__ACTIVITY__: Leave out the pictures and copy the remaining records exactly.

Records excerpted from a collection:
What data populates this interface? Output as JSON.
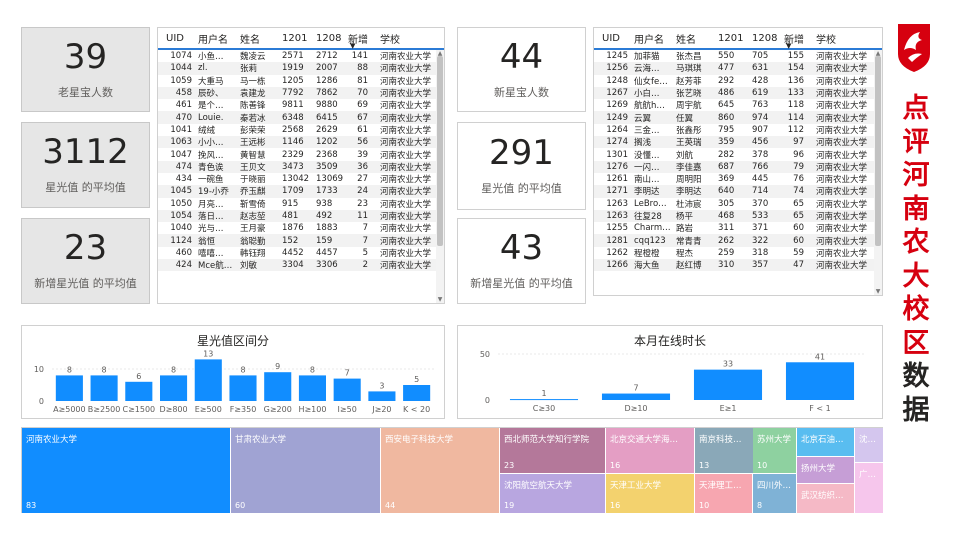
{
  "kpi_left": [
    {
      "value": "39",
      "label": "老星宝人数"
    },
    {
      "value": "3112",
      "label": "星光值 的平均值"
    },
    {
      "value": "23",
      "label": "新增星光值 的平均值"
    }
  ],
  "kpi_mid": [
    {
      "value": "44",
      "label": "新星宝人数"
    },
    {
      "value": "291",
      "label": "星光值 的平均值"
    },
    {
      "value": "43",
      "label": "新增星光值 的平均值"
    }
  ],
  "table_columns": [
    "UID",
    "用户名",
    "姓名",
    "1201",
    "1208",
    "新增",
    "学校"
  ],
  "table_left_rows": [
    [
      "1074",
      "小鱼…",
      "魏凌云",
      "2571",
      "2712",
      "141",
      "河南农业大学"
    ],
    [
      "1044",
      "zl.",
      "张莉",
      "1919",
      "2007",
      "88",
      "河南农业大学"
    ],
    [
      "1059",
      "大重马",
      "马一栋",
      "1205",
      "1286",
      "81",
      "河南农业大学"
    ],
    [
      "458",
      "辰砂、",
      "袁建龙",
      "7792",
      "7862",
      "70",
      "河南农业大学"
    ],
    [
      "461",
      "是个…",
      "陈善锋",
      "9811",
      "9880",
      "69",
      "河南农业大学"
    ],
    [
      "470",
      "Louie.",
      "秦若冰",
      "6348",
      "6415",
      "67",
      "河南农业大学"
    ],
    [
      "1041",
      "绒绒",
      "彭荣荣",
      "2568",
      "2629",
      "61",
      "河南农业大学"
    ],
    [
      "1063",
      "小小…",
      "王远彬",
      "1146",
      "1202",
      "56",
      "河南农业大学"
    ],
    [
      "1047",
      "挽风…",
      "黄智慧",
      "2329",
      "2368",
      "39",
      "河南农业大学"
    ],
    [
      "474",
      "青色诶",
      "王贝文",
      "3473",
      "3509",
      "36",
      "河南农业大学"
    ],
    [
      "434",
      "一碗鱼",
      "于晓丽",
      "13042",
      "13069",
      "27",
      "河南农业大学"
    ],
    [
      "1045",
      "19-小乔",
      "乔玉麒",
      "1709",
      "1733",
      "24",
      "河南农业大学"
    ],
    [
      "1050",
      "月亮…",
      "靳雪倚",
      "915",
      "938",
      "23",
      "河南农业大学"
    ],
    [
      "1054",
      "落日…",
      "赵志堃",
      "481",
      "492",
      "11",
      "河南农业大学"
    ],
    [
      "1040",
      "光与…",
      "王月豪",
      "1876",
      "1883",
      "7",
      "河南农业大学"
    ],
    [
      "1124",
      "翁恒",
      "翁聪勤",
      "152",
      "159",
      "7",
      "河南农业大学"
    ],
    [
      "460",
      "嘻嘻…",
      "韩钰翔",
      "4452",
      "4457",
      "5",
      "河南农业大学"
    ],
    [
      "424",
      "Mce航…",
      "刘敏",
      "3304",
      "3306",
      "2",
      "河南农业大学"
    ]
  ],
  "table_right_rows": [
    [
      "1245",
      "加菲猫",
      "张杰昌",
      "550",
      "705",
      "155",
      "河南农业大学"
    ],
    [
      "1256",
      "云海…",
      "马琪琪",
      "477",
      "631",
      "154",
      "河南农业大学"
    ],
    [
      "1248",
      "仙女fe…",
      "赵芳菲",
      "292",
      "428",
      "136",
      "河南农业大学"
    ],
    [
      "1267",
      "小白…",
      "张艺晓",
      "486",
      "619",
      "133",
      "河南农业大学"
    ],
    [
      "1269",
      "航航h…",
      "周宇航",
      "645",
      "763",
      "118",
      "河南农业大学"
    ],
    [
      "1249",
      "云翼",
      "任翼",
      "860",
      "974",
      "114",
      "河南农业大学"
    ],
    [
      "1264",
      "三金…",
      "张鑫彤",
      "795",
      "907",
      "112",
      "河南农业大学"
    ],
    [
      "1274",
      "搁浅",
      "王英瑞",
      "359",
      "456",
      "97",
      "河南农业大学"
    ],
    [
      "1301",
      "没懂…",
      "刘航",
      "282",
      "378",
      "96",
      "河南农业大学"
    ],
    [
      "1276",
      "一闪…",
      "李佳嘉",
      "687",
      "766",
      "79",
      "河南农业大学"
    ],
    [
      "1261",
      "南山…",
      "周明阳",
      "369",
      "445",
      "76",
      "河南农业大学"
    ],
    [
      "1271",
      "李明达",
      "李明达",
      "640",
      "714",
      "74",
      "河南农业大学"
    ],
    [
      "1263",
      "LeBro…",
      "杜沛宸",
      "305",
      "370",
      "65",
      "河南农业大学"
    ],
    [
      "1263",
      "往复28",
      "杨平",
      "468",
      "533",
      "65",
      "河南农业大学"
    ],
    [
      "1255",
      "Charm…",
      "路岩",
      "311",
      "371",
      "60",
      "河南农业大学"
    ],
    [
      "1281",
      "cqq123",
      "常青青",
      "262",
      "322",
      "60",
      "河南农业大学"
    ],
    [
      "1262",
      "程橙橙",
      "程杰",
      "259",
      "318",
      "59",
      "河南农业大学"
    ],
    [
      "1266",
      "海大鱼",
      "赵红博",
      "310",
      "357",
      "47",
      "河南农业大学"
    ]
  ],
  "chart_data": [
    {
      "type": "bar",
      "title": "星光值区间分",
      "categories": [
        "A≥5000",
        "B≥2500",
        "C≥1500",
        "D≥800",
        "E≥500",
        "F≥350",
        "G≥200",
        "H≥100",
        "I≥50",
        "J≥20",
        "K < 20"
      ],
      "values": [
        8,
        8,
        6,
        8,
        13,
        8,
        9,
        8,
        7,
        3,
        5
      ],
      "yticks": [
        "10",
        "0"
      ],
      "ylim": [
        0,
        15
      ]
    },
    {
      "type": "bar",
      "title": "本月在线时长",
      "categories": [
        "C≥30",
        "D≥10",
        "E≥1",
        "F < 1"
      ],
      "values": [
        1,
        7,
        33,
        41
      ],
      "yticks": [
        "50",
        "0"
      ],
      "ylim": [
        0,
        50
      ]
    }
  ],
  "treemap": [
    {
      "label": "河南农业大学",
      "value": "83",
      "color": "#118dff"
    },
    {
      "label": "甘肃农业大学",
      "value": "60",
      "color": "#a0a3d3"
    },
    {
      "label": "西安电子科技大学",
      "value": "44",
      "color": "#f0b8a0"
    },
    {
      "label": "西北师范大学知行学院",
      "value": "23",
      "color": "#b4789a"
    },
    {
      "label": "沈阳航空航天大学",
      "value": "19",
      "color": "#b8a6e0"
    },
    {
      "label": "北京交通大学海…",
      "value": "16",
      "color": "#e49ec4"
    },
    {
      "label": "天津工业大学",
      "value": "16",
      "color": "#f3d26e"
    },
    {
      "label": "南京科技…",
      "value": "13",
      "color": "#8aa8b8"
    },
    {
      "label": "天津理工…",
      "value": "10",
      "color": "#f7a6b0"
    },
    {
      "label": "苏州大学",
      "value": "10",
      "color": "#8ed1a0"
    },
    {
      "label": "四川外…",
      "value": "8",
      "color": "#7fb2d6"
    },
    {
      "label": "北京石油…",
      "value": "",
      "color": "#59bdf0"
    },
    {
      "label": "扬州大学",
      "value": "",
      "color": "#c69ed6"
    },
    {
      "label": "武汉纺织…",
      "value": "",
      "color": "#f5b9c6"
    },
    {
      "label": "沈…",
      "value": "",
      "color": "#d4c6ee"
    },
    {
      "label": "广…",
      "value": "",
      "color": "#f6c6ec"
    }
  ],
  "side_title": [
    "点",
    "评",
    "河",
    "南",
    "农",
    "大",
    "校",
    "区",
    "数",
    "据"
  ],
  "colors": {
    "accent": "#118dff",
    "title_red": "#d6000f",
    "logo_red": "#d6000f"
  }
}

__EXERCISE ANSWER__:
What data populates this interface? Output as JSON.
{
  "kpi_left": [
    {
      "value": "39",
      "label": "老星宝人数"
    },
    {
      "value": "3112",
      "label": "星光值 的平均值"
    },
    {
      "value": "23",
      "label": "新增星光值 的平均值"
    }
  ],
  "kpi_mid": [
    {
      "value": "44",
      "label": "新星宝人数"
    },
    {
      "value": "291",
      "label": "星光值 的平均值"
    },
    {
      "value": "43",
      "label": "新增星光值 的平均值"
    }
  ],
  "table_columns": [
    "UID",
    "用户名",
    "姓名",
    "1201",
    "1208",
    "新增",
    "学校"
  ],
  "table_left_rows": [
    [
      "1074",
      "小鱼…",
      "魏凌云",
      "2571",
      "2712",
      "141",
      "河南农业大学"
    ],
    [
      "1044",
      "zl.",
      "张莉",
      "1919",
      "2007",
      "88",
      "河南农业大学"
    ],
    [
      "1059",
      "大重马",
      "马一栋",
      "1205",
      "1286",
      "81",
      "河南农业大学"
    ],
    [
      "458",
      "辰砂、",
      "袁建龙",
      "7792",
      "7862",
      "70",
      "河南农业大学"
    ],
    [
      "461",
      "是个…",
      "陈善锋",
      "9811",
      "9880",
      "69",
      "河南农业大学"
    ],
    [
      "470",
      "Louie.",
      "秦若冰",
      "6348",
      "6415",
      "67",
      "河南农业大学"
    ],
    [
      "1041",
      "绒绒",
      "彭荣荣",
      "2568",
      "2629",
      "61",
      "河南农业大学"
    ],
    [
      "1063",
      "小小…",
      "王远彬",
      "1146",
      "1202",
      "56",
      "河南农业大学"
    ],
    [
      "1047",
      "挽风…",
      "黄智慧",
      "2329",
      "2368",
      "39",
      "河南农业大学"
    ],
    [
      "474",
      "青色诶",
      "王贝文",
      "3473",
      "3509",
      "36",
      "河南农业大学"
    ],
    [
      "434",
      "一碗鱼",
      "于晓丽",
      "13042",
      "13069",
      "27",
      "河南农业大学"
    ],
    [
      "1045",
      "19-小乔",
      "乔玉麒",
      "1709",
      "1733",
      "24",
      "河南农业大学"
    ],
    [
      "1050",
      "月亮…",
      "靳雪倚",
      "915",
      "938",
      "23",
      "河南农业大学"
    ],
    [
      "1054",
      "落日…",
      "赵志堃",
      "481",
      "492",
      "11",
      "河南农业大学"
    ],
    [
      "1040",
      "光与…",
      "王月豪",
      "1876",
      "1883",
      "7",
      "河南农业大学"
    ],
    [
      "1124",
      "翁恒",
      "翁聪勤",
      "152",
      "159",
      "7",
      "河南农业大学"
    ],
    [
      "460",
      "嘻嘻…",
      "韩钰翔",
      "4452",
      "4457",
      "5",
      "河南农业大学"
    ],
    [
      "424",
      "Mce航…",
      "刘敏",
      "3304",
      "3306",
      "2",
      "河南农业大学"
    ]
  ],
  "table_right_rows": [
    [
      "1245",
      "加菲猫",
      "张杰昌",
      "550",
      "705",
      "155",
      "河南农业大学"
    ],
    [
      "1256",
      "云海…",
      "马琪琪",
      "477",
      "631",
      "154",
      "河南农业大学"
    ],
    [
      "1248",
      "仙女fe…",
      "赵芳菲",
      "292",
      "428",
      "136",
      "河南农业大学"
    ],
    [
      "1267",
      "小白…",
      "张艺晓",
      "486",
      "619",
      "133",
      "河南农业大学"
    ],
    [
      "1269",
      "航航h…",
      "周宇航",
      "645",
      "763",
      "118",
      "河南农业大学"
    ],
    [
      "1249",
      "云翼",
      "任翼",
      "860",
      "974",
      "114",
      "河南农业大学"
    ],
    [
      "1264",
      "三金…",
      "张鑫彤",
      "795",
      "907",
      "112",
      "河南农业大学"
    ],
    [
      "1274",
      "搁浅",
      "王英瑞",
      "359",
      "456",
      "97",
      "河南农业大学"
    ],
    [
      "1301",
      "没懂…",
      "刘航",
      "282",
      "378",
      "96",
      "河南农业大学"
    ],
    [
      "1276",
      "一闪…",
      "李佳嘉",
      "687",
      "766",
      "79",
      "河南农业大学"
    ],
    [
      "1261",
      "南山…",
      "周明阳",
      "369",
      "445",
      "76",
      "河南农业大学"
    ],
    [
      "1271",
      "李明达",
      "李明达",
      "640",
      "714",
      "74",
      "河南农业大学"
    ],
    [
      "1263",
      "LeBro…",
      "杜沛宸",
      "305",
      "370",
      "65",
      "河南农业大学"
    ],
    [
      "1263",
      "往复28",
      "杨平",
      "468",
      "533",
      "65",
      "河南农业大学"
    ],
    [
      "1255",
      "Charm…",
      "路岩",
      "311",
      "371",
      "60",
      "河南农业大学"
    ],
    [
      "1281",
      "cqq123",
      "常青青",
      "262",
      "322",
      "60",
      "河南农业大学"
    ],
    [
      "1262",
      "程橙橙",
      "程杰",
      "259",
      "318",
      "59",
      "河南农业大学"
    ],
    [
      "1266",
      "海大鱼",
      "赵红博",
      "310",
      "357",
      "47",
      "河南农业大学"
    ]
  ],
  "chart_data": [
    {
      "type": "bar",
      "title": "星光值区间分",
      "categories": [
        "A≥5000",
        "B≥2500",
        "C≥1500",
        "D≥800",
        "E≥500",
        "F≥350",
        "G≥200",
        "H≥100",
        "I≥50",
        "J≥20",
        "K < 20"
      ],
      "values": [
        8,
        8,
        6,
        8,
        13,
        8,
        9,
        8,
        7,
        3,
        5
      ],
      "yticks": [
        "10",
        "0"
      ],
      "ylim": [
        0,
        15
      ]
    },
    {
      "type": "bar",
      "title": "本月在线时长",
      "categories": [
        "C≥30",
        "D≥10",
        "E≥1",
        "F < 1"
      ],
      "values": [
        1,
        7,
        33,
        41
      ],
      "yticks": [
        "50",
        "0"
      ],
      "ylim": [
        0,
        50
      ]
    }
  ],
  "treemap": [
    {
      "label": "河南农业大学",
      "value": "83",
      "color": "#118dff"
    },
    {
      "label": "甘肃农业大学",
      "value": "60",
      "color": "#a0a3d3"
    },
    {
      "label": "西安电子科技大学",
      "value": "44",
      "color": "#f0b8a0"
    },
    {
      "label": "西北师范大学知行学院",
      "value": "23",
      "color": "#b4789a"
    },
    {
      "label": "沈阳航空航天大学",
      "value": "19",
      "color": "#b8a6e0"
    },
    {
      "label": "北京交通大学海…",
      "value": "16",
      "color": "#e49ec4"
    },
    {
      "label": "天津工业大学",
      "value": "16",
      "color": "#f3d26e"
    },
    {
      "label": "南京科技…",
      "value": "13",
      "color": "#8aa8b8"
    },
    {
      "label": "天津理工…",
      "value": "10",
      "color": "#f7a6b0"
    },
    {
      "label": "苏州大学",
      "value": "10",
      "color": "#8ed1a0"
    },
    {
      "label": "四川外…",
      "value": "8",
      "color": "#7fb2d6"
    },
    {
      "label": "北京石油…",
      "value": "",
      "color": "#59bdf0"
    },
    {
      "label": "扬州大学",
      "value": "",
      "color": "#c69ed6"
    },
    {
      "label": "武汉纺织…",
      "value": "",
      "color": "#f5b9c6"
    },
    {
      "label": "沈…",
      "value": "",
      "color": "#d4c6ee"
    },
    {
      "label": "广…",
      "value": "",
      "color": "#f6c6ec"
    }
  ],
  "side_title": [
    "点",
    "评",
    "河",
    "南",
    "农",
    "大",
    "校",
    "区",
    "数",
    "据"
  ],
  "colors": {
    "accent": "#118dff",
    "title_red": "#d6000f",
    "logo_red": "#d6000f"
  }
}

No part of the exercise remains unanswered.